[Excerpts from an interface dataset]

----

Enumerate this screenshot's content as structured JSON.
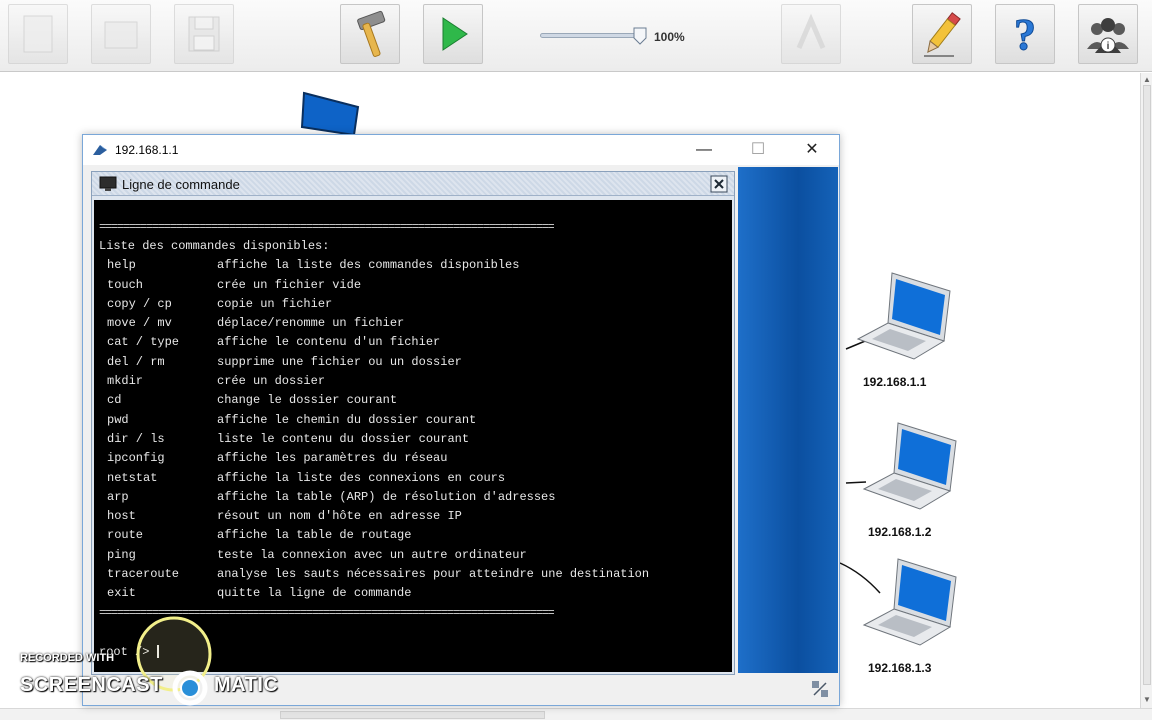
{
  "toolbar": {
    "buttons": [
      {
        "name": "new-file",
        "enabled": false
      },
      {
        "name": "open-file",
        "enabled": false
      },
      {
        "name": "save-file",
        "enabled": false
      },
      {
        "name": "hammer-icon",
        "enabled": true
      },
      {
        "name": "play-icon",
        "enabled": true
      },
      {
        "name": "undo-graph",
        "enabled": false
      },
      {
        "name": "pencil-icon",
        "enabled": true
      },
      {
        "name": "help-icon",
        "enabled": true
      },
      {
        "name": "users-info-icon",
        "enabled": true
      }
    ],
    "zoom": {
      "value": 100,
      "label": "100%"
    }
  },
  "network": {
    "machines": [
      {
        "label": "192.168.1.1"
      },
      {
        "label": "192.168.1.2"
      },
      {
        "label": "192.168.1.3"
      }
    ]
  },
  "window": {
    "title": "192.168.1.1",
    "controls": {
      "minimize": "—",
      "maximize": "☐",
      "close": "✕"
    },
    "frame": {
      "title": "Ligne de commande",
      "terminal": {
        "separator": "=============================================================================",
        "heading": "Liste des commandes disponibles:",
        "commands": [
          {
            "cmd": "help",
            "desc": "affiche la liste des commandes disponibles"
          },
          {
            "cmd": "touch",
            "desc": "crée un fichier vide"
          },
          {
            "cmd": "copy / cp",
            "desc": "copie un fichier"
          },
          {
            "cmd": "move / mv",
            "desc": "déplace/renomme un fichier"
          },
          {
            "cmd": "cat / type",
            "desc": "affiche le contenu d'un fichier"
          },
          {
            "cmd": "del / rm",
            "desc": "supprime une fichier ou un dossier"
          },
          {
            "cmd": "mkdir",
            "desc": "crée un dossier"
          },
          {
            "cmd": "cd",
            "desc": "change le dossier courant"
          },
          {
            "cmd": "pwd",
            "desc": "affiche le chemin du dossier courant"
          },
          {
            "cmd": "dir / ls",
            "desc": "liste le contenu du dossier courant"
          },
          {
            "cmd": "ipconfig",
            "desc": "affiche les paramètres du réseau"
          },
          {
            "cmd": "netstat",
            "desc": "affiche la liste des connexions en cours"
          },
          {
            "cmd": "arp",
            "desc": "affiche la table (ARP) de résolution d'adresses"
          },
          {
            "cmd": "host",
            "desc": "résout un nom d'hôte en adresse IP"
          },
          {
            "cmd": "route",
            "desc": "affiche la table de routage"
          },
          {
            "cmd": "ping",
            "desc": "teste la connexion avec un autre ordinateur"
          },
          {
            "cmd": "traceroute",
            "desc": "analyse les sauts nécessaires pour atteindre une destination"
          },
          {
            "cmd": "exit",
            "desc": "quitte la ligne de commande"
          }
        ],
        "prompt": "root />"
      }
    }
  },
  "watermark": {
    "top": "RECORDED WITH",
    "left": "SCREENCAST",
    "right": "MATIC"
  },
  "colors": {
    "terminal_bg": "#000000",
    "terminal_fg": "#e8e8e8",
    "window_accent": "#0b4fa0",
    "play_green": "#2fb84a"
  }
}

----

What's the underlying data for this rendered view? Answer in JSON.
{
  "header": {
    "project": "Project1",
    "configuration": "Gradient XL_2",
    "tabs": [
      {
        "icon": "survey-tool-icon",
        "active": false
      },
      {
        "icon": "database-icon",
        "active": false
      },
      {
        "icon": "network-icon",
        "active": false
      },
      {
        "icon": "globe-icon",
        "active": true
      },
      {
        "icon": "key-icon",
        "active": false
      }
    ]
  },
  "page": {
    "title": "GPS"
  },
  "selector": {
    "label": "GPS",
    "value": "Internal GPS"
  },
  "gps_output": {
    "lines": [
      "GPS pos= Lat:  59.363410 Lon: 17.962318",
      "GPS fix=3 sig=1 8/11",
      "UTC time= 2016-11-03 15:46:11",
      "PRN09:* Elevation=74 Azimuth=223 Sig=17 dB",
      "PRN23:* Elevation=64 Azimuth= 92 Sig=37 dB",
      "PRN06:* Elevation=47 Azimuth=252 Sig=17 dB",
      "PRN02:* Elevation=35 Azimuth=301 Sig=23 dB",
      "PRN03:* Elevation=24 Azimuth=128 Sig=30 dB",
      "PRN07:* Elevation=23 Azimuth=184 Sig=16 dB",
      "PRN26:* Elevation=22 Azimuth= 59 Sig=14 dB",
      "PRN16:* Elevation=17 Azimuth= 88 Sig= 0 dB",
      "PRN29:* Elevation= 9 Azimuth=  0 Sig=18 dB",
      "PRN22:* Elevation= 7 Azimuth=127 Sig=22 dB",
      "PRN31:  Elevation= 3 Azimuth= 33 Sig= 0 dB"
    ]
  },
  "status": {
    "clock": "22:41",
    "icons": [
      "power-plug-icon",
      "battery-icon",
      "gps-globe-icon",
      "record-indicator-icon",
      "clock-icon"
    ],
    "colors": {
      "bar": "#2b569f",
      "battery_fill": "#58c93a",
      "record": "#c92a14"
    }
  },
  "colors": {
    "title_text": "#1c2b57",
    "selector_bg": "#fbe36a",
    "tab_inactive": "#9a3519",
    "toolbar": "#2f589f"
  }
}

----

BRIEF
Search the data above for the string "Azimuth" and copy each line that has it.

RESPONSE TO THE TASK
      "PRN09:* Elevation=74 Azimuth=223 Sig=17 dB",
      "PRN23:* Elevation=64 Azimuth= 92 Sig=37 dB",
      "PRN06:* Elevation=47 Azimuth=252 Sig=17 dB",
      "PRN02:* Elevation=35 Azimuth=301 Sig=23 dB",
      "PRN03:* Elevation=24 Azimuth=128 Sig=30 dB",
      "PRN07:* Elevation=23 Azimuth=184 Sig=16 dB",
      "PRN26:* Elevation=22 Azimuth= 59 Sig=14 dB",
      "PRN16:* Elevation=17 Azimuth= 88 Sig= 0 dB",
      "PRN29:* Elevation= 9 Azimuth=  0 Sig=18 dB",
      "PRN22:* Elevation= 7 Azimuth=127 Sig=22 dB",
      "PRN31:  Elevation= 3 Azimuth= 33 Sig= 0 dB"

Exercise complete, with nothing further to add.